It's the kind of electronic junk that piles up in basements and garages — an old computer motherboard with wires sticking out. But because it was designed and sold by two college dropouts named Steve Jobs and Steve Wozniak, it could be worth more than half a million dollars.
The Obama administration is again delaying regulations on whether new cars and trucks must come equipped with rearview cameras to protect against drivers backing over people in blind spots behind their vehicles, a victory for automakers who say requiring the cameras is too costly.
There is one absolute that applies to every company, independent of industry: You cannot expect to operate efficiently without dedicated and skilled employees. When looking at the manufacturing industry specifically, finding a highly skilled workforce has proven to be one of the greatest challenges.
As a novelist, Daniel Suarez spins dystopian tales of the future. But on the TEDGlobal stage, he talks us through a real-life scenario we all need to know more about: the rise of autonomous robotic weapons of war. Advanced drones, automated weapons, and AI-powered intelligence-gathering tools, he suggests, could take the decision to make war out of the hands of humans.
Car buyers increasingly want high-tech features like voice recognition and navigation. But they're not very forgiving of the car company when those systems fail.
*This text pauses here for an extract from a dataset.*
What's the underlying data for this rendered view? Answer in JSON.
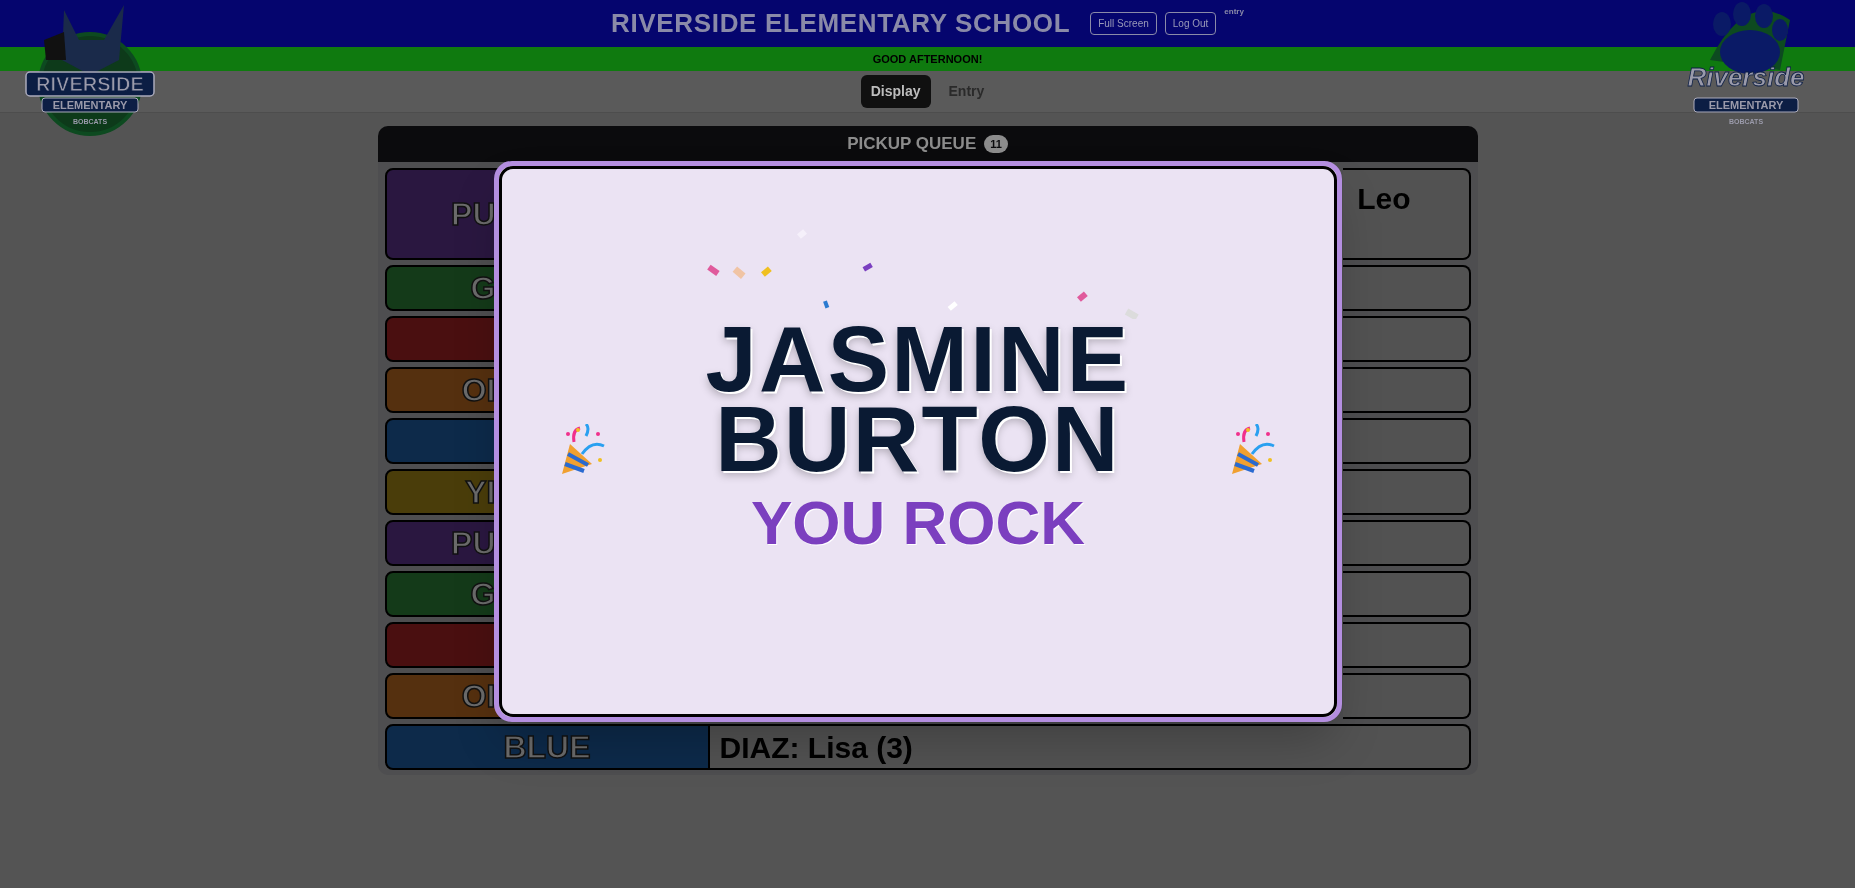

The top complaints in J.D. Power's closely-watched survey of new vehicle owners, released Wednesday, involved technologies that drivers are clamoring for.
John Biggs invites TechCrunch into his workshop to give a nice rundown and demo of the Form 1 3D Printer. Differing from the MakerBot, which uses an additive process, Form 1 has a resin and laser process. The result is more precise sculptures.
EPFL scientists have imagined a new modular transportation system. Modules are either loaded on a train or clipped under a flying wing, allowing more flexibility for people or freight transportation. Called "Clip-Air," this concept opens the door to a wide range of new research opportunities in the context of flexible transportation.
Unmanned aircraft have helped rescue stranded hikers, worked to contain wildfires and gathered data at nuclear accidents. One helped a Russian tanker find its way through Arctic ice to bring oil to a stranded Alaskan community. These remote-controlled planes have many more potential peacetime uses.
Tesla is recalling as many as 1,228 of its Model S vehicles, citing a problem with a rear seat latch in the electric sports sedan. The company says no injuries or customer complaints have been reported. Chairman and CEO Elon Musk said in a blog entry Wednesday that the strength of a mounting bracket for the rear, left seat latch may be weaker than intended.